But negatives have far outweighed positives, which is how you get to 1-6. Fixing three of those will go a long way toward improving their chances against a Minnesota Vikings team that appeared eminently beatable in losing at Philadelphia on Sunday:

Stop the penalty hemorrhaging

For the third straight game the Bears had 10 penalties walked off against them. This "streak" started after eight infractions in the win over Detroit. The 10 in Green Bay cost the Bears 108 yards in a game where their offense netted just 189. Seven of the penalties were charged to the defense, six of which gave the Packers first downs.

The three offensive penalties were mental. A wide receiver (Alshon Jeffery) lined up offsides. The quarterback (Matt Barkley) drew a delay flag. An offensive lineman (Ted Larsen) was illegally downfield.

All of which point to a discipline problem getting worse, not better. Whether the fault lies with players losing focus or coaches not instilling a mindset is a debate, but meaningless if the problem is not addressed. “There were a lot of penalties out there,” said cornerback De’Vante Bausby, who committed three of those penalties. “We had a good scheme and plan but we just didn’t finish in the second half as a group.”

Stop the dinking

While Brian Hoyer replacing Jay Cutler scaled back the downfield element of the offense, the loss of an emerging Kevin White should not be understated. The de facto rookie may not have gotten in the end zone but he was leading the team in receptions before he suffered a broken leg in the win over Detroit.

Since the loss of White, however, the offense has shrunk. The Bears averaged 7.5 yards per pass attempt through four games with White. Without White the average is 7.0, and that is including the blip in Indianapolis, which stands as a complete anomaly. The average was 5.9 in the Jacksonville loss and 5.0 in Green Bay.

Hoyer’s ball-security orientation has been a positive, but also a limiting factor. Cutler last year had one of the best ball-security seasons of his career, yet the offense was able to average 7.5 yards per attempt.

The Bears scored two of their three rushing touchdowns in games with White, who may not yet be the field-stretcher his 4.35 speed but the prospect of White arguably made for a more threatening offense than even with the contributions of Cam Meredith.

Stop the Vikings

The Minnesota Vikings have suffered injuries at a rate like the Bears’ but have overcome them. Until Sunday in Philadelphia, when the Eagles sacked Sam Bradford six times and hit him more than a dozen other times. The Vikings never sacked Carson Wentz, who wasn’t special but was good enough while Minnesota was self-destructing.

The Vikings have beaten the Bears the last three times they’ve met, the first time that’s happened since 1999 and 2000, which is also the last time the Bears started 1-6. And the Bears have lost three straight.

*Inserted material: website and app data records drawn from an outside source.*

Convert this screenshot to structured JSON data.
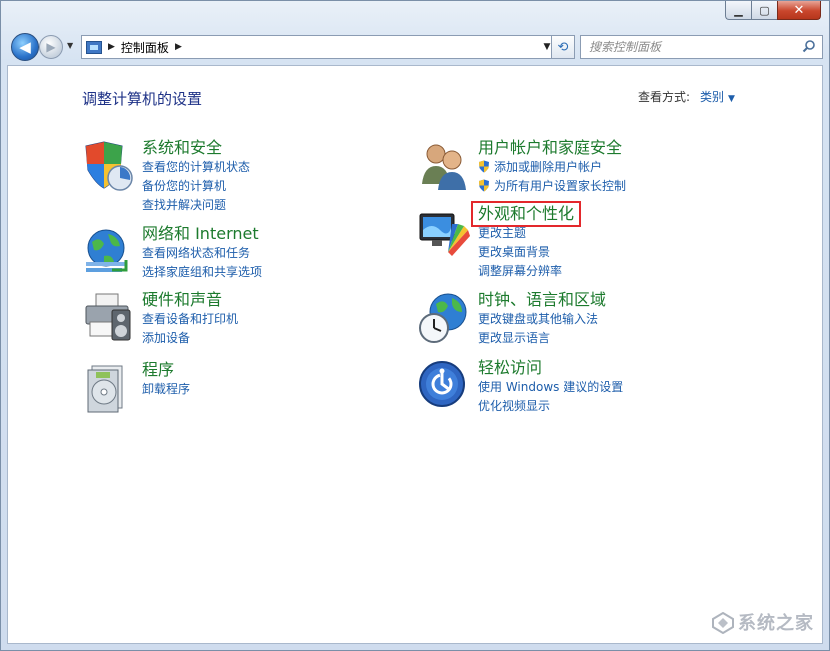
{
  "window": {
    "minimize_icon": "minimize-icon",
    "maximize_icon": "maximize-icon",
    "close_icon": "close-icon"
  },
  "nav": {
    "back_icon": "back-arrow-icon",
    "forward_icon": "forward-arrow-icon",
    "address_crumb": "控制面板",
    "search_placeholder": "搜索控制面板"
  },
  "header": {
    "title": "调整计算机的设置",
    "view_by_label": "查看方式:",
    "view_by_value": "类别"
  },
  "categories": [
    {
      "title": "系统和安全",
      "icon": "system-security-icon",
      "links": [
        "查看您的计算机状态",
        "备份您的计算机",
        "查找并解决问题"
      ]
    },
    {
      "title": "网络和 Internet",
      "icon": "network-internet-icon",
      "links": [
        "查看网络状态和任务",
        "选择家庭组和共享选项"
      ]
    },
    {
      "title": "硬件和声音",
      "icon": "hardware-sound-icon",
      "links": [
        "查看设备和打印机",
        "添加设备"
      ]
    },
    {
      "title": "程序",
      "icon": "programs-icon",
      "links": [
        "卸载程序"
      ]
    },
    {
      "title": "用户帐户和家庭安全",
      "icon": "user-accounts-icon",
      "links": [
        "添加或删除用户帐户",
        "为所有用户设置家长控制"
      ]
    },
    {
      "title": "外观和个性化",
      "icon": "appearance-icon",
      "links": [
        "更改主题",
        "更改桌面背景",
        "调整屏幕分辨率"
      ]
    },
    {
      "title": "时钟、语言和区域",
      "icon": "clock-region-icon",
      "links": [
        "更改键盘或其他输入法",
        "更改显示语言"
      ]
    },
    {
      "title": "轻松访问",
      "icon": "ease-of-access-icon",
      "links": [
        "使用 Windows 建议的设置",
        "优化视频显示"
      ]
    }
  ],
  "watermark": "系统之家",
  "colors": {
    "title_green": "#1c7a2d",
    "link_blue": "#1e5eab",
    "highlight_red": "#e3282c"
  }
}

The Bears were able to end the first three-game skid by focusing on one game: the Lions. The result was shutting down a very good offense, the lowest yardage-allowed (263) of the season and the firmest commitment to the run game (29) attempts.

Morale inside the locker room can only be revived by a win. One game. This game.